A Bloomsburg woman, who formerly resided in Palmerton, was sentenced in Carbon County court on Monday for her part in smuggling drugs into the county prison by using postage stamps.

Kristin M. Gemmel, 26, was sentenced by President Judge Roger N. Nanovic II to serve 28 days to one year in jail followed by 18 months probation. She was given credit for 28 days spent in a drug inpatient rehabilitation program and was immedidately paroled.

Gemmel pleaded guilty in August to one count of criminal use of a communication device, a felony three.

She was one of 11 persons arrested in March by agents of the state Attorney General's office and charged with smuggling the drug Suboxone into the prison in the inmates' mail.

At the time of the arrests District Attorney Gary F. Dobias called the arrests part of "Operation Postage Stamp." Prosecutors said the Suboxone, which is used to treat heroin addiction, and is commonly produced in pill form, but is now manufactured in thin, film-like strips, was smuggled in by putting the strips under the stamps on the mail to the inmates.

At the time of her plea she admitted to a phone call she received from her then boyfriend, Chad Hartsell, 29, from the prison arranging for the drug to be mailed to him.

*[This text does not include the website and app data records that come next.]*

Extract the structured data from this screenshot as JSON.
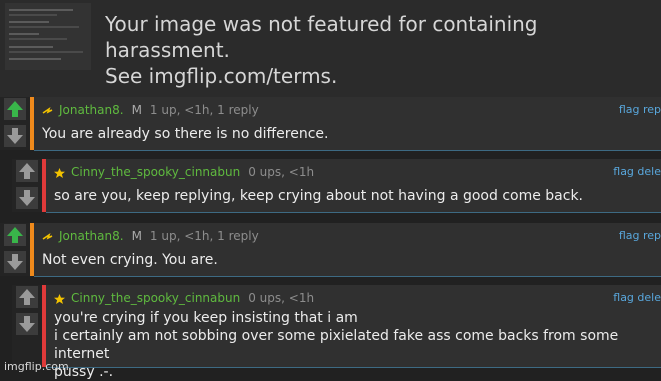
{
  "banner": {
    "message": "Your image was not featured for containing harassment.\nSee imgflip.com/terms."
  },
  "comments": [
    {
      "username": "Jonathan8.",
      "badge": "M",
      "stats": "1 up, <1h, 1 reply",
      "actions": "flag rep",
      "text": "You are already so there is no difference.",
      "accent_color": "#ef8a1c",
      "user_icon": "rank-icon"
    },
    {
      "username": "Cinny_the_spooky_cinnabun",
      "badge": "",
      "stats": "0 ups, <1h",
      "actions": "flag dele",
      "text": "so are you, keep replying, keep crying about not having a good come back.",
      "accent_color": "#e03a3a",
      "user_icon": "star-icon"
    },
    {
      "username": "Jonathan8.",
      "badge": "M",
      "stats": "1 up, <1h, 1 reply",
      "actions": "flag rep",
      "text": "Not even crying. You are.",
      "accent_color": "#ef8a1c",
      "user_icon": "rank-icon"
    },
    {
      "username": "Cinny_the_spooky_cinnabun",
      "badge": "",
      "stats": "0 ups, <1h",
      "actions": "flag dele",
      "text": "you're crying if you keep insisting that i am\ni certainly am not sobbing over some pixielated fake ass come backs from some internet\npussy .-.",
      "accent_color": "#e03a3a",
      "user_icon": "star-icon"
    }
  ],
  "colors": {
    "upvote": "#39b54a",
    "downvote": "#9a9a9a",
    "username": "#5fba3f",
    "link": "#59a7dc"
  },
  "watermark": "imgflip.com"
}
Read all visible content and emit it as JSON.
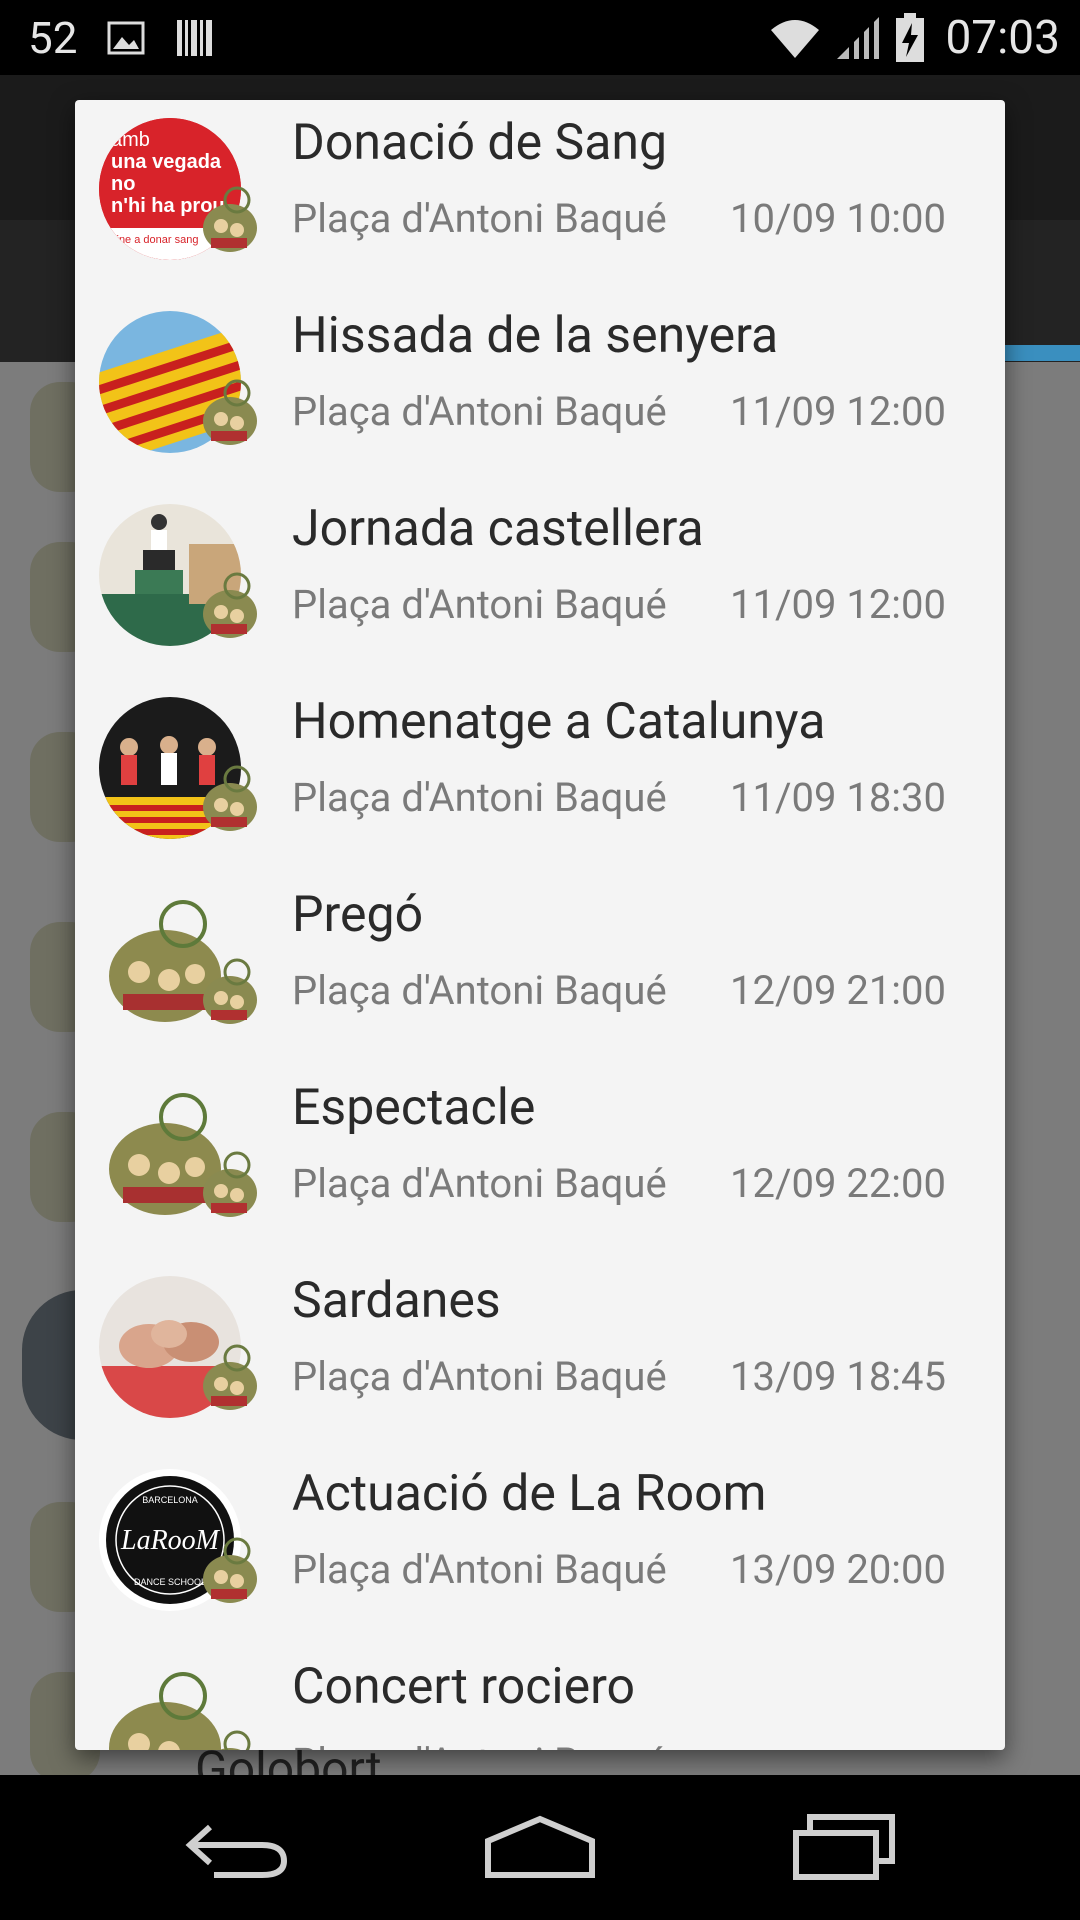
{
  "status_bar": {
    "left_number": "52",
    "time": "07:03",
    "icons": [
      "image-icon",
      "barcode-icon",
      "wifi-icon",
      "signal-icon",
      "battery-charging-icon"
    ]
  },
  "background": {
    "partial_text": "Golobort"
  },
  "events": [
    {
      "title": "Donació de Sang",
      "place": "Plaça d'Antoni Baqué",
      "datetime": "10/09 10:00",
      "thumb": "blood-donation-poster",
      "thumb_text": [
        "amb",
        "una vegada",
        "no",
        "n'hi ha prou",
        "vine a donar sang"
      ]
    },
    {
      "title": "Hissada de la senyera",
      "place": "Plaça d'Antoni Baqué",
      "datetime": "11/09 12:00",
      "thumb": "catalan-flag"
    },
    {
      "title": "Jornada castellera",
      "place": "Plaça d'Antoni Baqué",
      "datetime": "11/09 12:00",
      "thumb": "human-tower"
    },
    {
      "title": "Homenatge a Catalunya",
      "place": "Plaça d'Antoni Baqué",
      "datetime": "11/09 18:30",
      "thumb": "folk-dancers"
    },
    {
      "title": "Pregó",
      "place": "Plaça d'Antoni Baqué",
      "datetime": "12/09 21:00",
      "thumb": "festival-logo"
    },
    {
      "title": "Espectacle",
      "place": "Plaça d'Antoni Baqué",
      "datetime": "12/09 22:00",
      "thumb": "festival-logo"
    },
    {
      "title": "Sardanes",
      "place": "Plaça d'Antoni Baqué",
      "datetime": "13/09 18:45",
      "thumb": "holding-hands"
    },
    {
      "title": "Actuació de La Room",
      "place": "Plaça d'Antoni Baqué",
      "datetime": "13/09 20:00",
      "thumb": "la-room-logo",
      "thumb_text": [
        "LaRooM",
        "BARCELONA",
        "DANCE SCHOOL"
      ]
    },
    {
      "title": "Concert rociero",
      "place": "Plaça d'Antoni Baqué",
      "datetime": "",
      "thumb": "festival-logo"
    }
  ],
  "nav_bar": {
    "buttons": [
      "back-icon",
      "home-icon",
      "recents-icon"
    ]
  },
  "colors": {
    "dialog_bg": "#f4f4f4",
    "title_text": "#2a2a2a",
    "secondary_text": "#7a7a7a",
    "accent": "#3a8fbf"
  }
}
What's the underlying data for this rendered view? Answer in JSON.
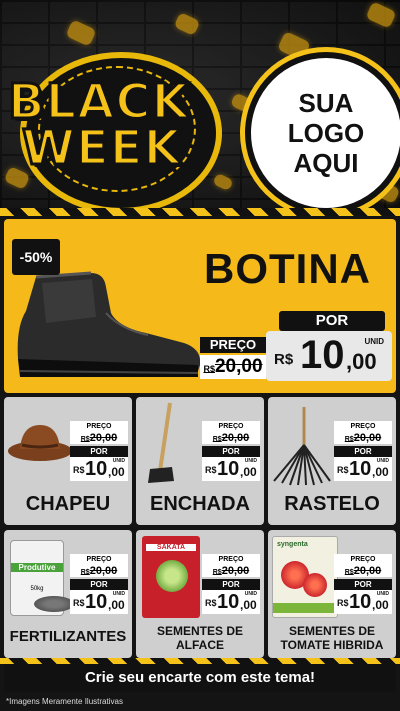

Hartsell was among the 11 arrested.

Gemmel told Nanovic after her arrest she entered the rehab program to address a drug addiction problem. She has also received medical help for deep depression and is on medication for it. She is also receiving drug counseling.

Assistant District Attorney Jean A. Engler said AG agents felt that Gemmel was the least involved in the operation of the 11 arrested. She said she also fully cooperated with authorities in the investigation.

Nanovic said he was imposing the short term with credit for the rehab placement because he felt she was the least involved, had addressed her drug problem and for her cooperation in the investigation.

In addition to the jail term and probation, Gemmel was also ordered to get both a mental health and drug and alcohol evaluations and follow any recommendations for treatment, supply a DNA sample and pay the $250 fee, zero tolerance imposed on D&A use, submit to random drug testing, and have no contact with Hartzell, except concerning the child the two had together.

She must also pay court costs and a $50 per month supervision fee while on parole and probation.